◆ WHAT YOU NEED TO DO ◆
Below are some entries. Work out how many of their lines hold the word "icon", and write that number alone.

◆ EXERCISE DATA ◆

>>>>>

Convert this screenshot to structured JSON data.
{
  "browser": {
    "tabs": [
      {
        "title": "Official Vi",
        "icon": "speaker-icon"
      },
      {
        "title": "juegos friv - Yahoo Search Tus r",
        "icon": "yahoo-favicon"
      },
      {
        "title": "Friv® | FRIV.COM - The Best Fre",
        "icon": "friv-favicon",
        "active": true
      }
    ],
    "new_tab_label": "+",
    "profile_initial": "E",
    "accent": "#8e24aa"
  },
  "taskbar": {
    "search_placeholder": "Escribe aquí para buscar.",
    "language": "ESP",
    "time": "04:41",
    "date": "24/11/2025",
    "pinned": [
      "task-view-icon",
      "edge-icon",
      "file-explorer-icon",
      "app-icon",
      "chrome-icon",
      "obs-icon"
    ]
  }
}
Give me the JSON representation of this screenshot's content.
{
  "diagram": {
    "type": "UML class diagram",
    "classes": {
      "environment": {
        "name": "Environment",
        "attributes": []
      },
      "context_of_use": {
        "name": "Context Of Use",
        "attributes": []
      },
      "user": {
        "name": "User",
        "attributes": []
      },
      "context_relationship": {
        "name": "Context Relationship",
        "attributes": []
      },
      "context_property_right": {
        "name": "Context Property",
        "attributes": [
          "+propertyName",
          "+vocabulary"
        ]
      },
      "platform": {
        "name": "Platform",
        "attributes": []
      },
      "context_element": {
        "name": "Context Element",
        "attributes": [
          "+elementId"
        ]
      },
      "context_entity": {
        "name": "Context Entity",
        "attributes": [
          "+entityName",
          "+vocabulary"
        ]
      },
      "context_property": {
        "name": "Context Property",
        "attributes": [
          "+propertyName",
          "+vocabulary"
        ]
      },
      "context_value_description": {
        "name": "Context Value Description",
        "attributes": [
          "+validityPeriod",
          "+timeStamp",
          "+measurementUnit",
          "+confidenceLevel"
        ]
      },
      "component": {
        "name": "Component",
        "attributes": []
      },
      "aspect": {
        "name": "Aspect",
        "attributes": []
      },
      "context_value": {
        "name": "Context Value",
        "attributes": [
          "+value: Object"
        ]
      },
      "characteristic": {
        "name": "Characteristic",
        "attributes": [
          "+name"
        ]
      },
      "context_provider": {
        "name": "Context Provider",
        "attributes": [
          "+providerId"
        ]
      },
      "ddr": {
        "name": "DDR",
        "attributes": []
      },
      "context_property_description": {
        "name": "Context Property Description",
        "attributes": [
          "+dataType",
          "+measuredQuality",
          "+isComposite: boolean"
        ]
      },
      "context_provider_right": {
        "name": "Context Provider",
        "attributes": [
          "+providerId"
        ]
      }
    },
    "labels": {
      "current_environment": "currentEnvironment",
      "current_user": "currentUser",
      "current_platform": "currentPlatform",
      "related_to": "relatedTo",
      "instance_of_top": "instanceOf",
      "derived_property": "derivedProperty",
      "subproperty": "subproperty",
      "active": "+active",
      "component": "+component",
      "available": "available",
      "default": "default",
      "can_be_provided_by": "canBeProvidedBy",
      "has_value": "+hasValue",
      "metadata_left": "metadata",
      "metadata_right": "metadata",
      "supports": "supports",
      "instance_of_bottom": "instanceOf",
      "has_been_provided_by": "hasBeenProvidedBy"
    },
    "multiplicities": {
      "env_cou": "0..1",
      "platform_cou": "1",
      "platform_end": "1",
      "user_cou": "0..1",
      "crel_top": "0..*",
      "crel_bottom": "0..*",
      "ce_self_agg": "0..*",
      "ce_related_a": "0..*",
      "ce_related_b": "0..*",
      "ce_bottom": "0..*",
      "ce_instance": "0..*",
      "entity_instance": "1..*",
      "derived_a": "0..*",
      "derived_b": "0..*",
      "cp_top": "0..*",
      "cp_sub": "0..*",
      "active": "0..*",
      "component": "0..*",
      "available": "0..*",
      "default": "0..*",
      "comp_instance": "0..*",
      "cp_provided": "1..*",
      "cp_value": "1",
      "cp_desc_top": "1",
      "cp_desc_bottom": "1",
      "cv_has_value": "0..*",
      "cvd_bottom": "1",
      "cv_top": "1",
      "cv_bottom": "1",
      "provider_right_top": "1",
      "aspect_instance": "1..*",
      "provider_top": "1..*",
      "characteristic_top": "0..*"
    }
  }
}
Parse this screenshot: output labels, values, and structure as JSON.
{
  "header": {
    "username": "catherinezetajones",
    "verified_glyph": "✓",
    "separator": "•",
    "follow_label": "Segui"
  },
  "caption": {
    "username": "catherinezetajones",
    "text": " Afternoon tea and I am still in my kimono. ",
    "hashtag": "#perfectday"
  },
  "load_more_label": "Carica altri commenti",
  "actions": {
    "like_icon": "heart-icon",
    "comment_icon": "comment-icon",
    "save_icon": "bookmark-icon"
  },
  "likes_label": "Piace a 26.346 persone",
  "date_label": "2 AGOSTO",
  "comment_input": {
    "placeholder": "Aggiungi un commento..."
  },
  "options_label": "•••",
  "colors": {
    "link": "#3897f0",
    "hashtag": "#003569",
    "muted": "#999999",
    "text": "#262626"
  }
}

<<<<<

◆ EXERCISE OUTPUT ◆
12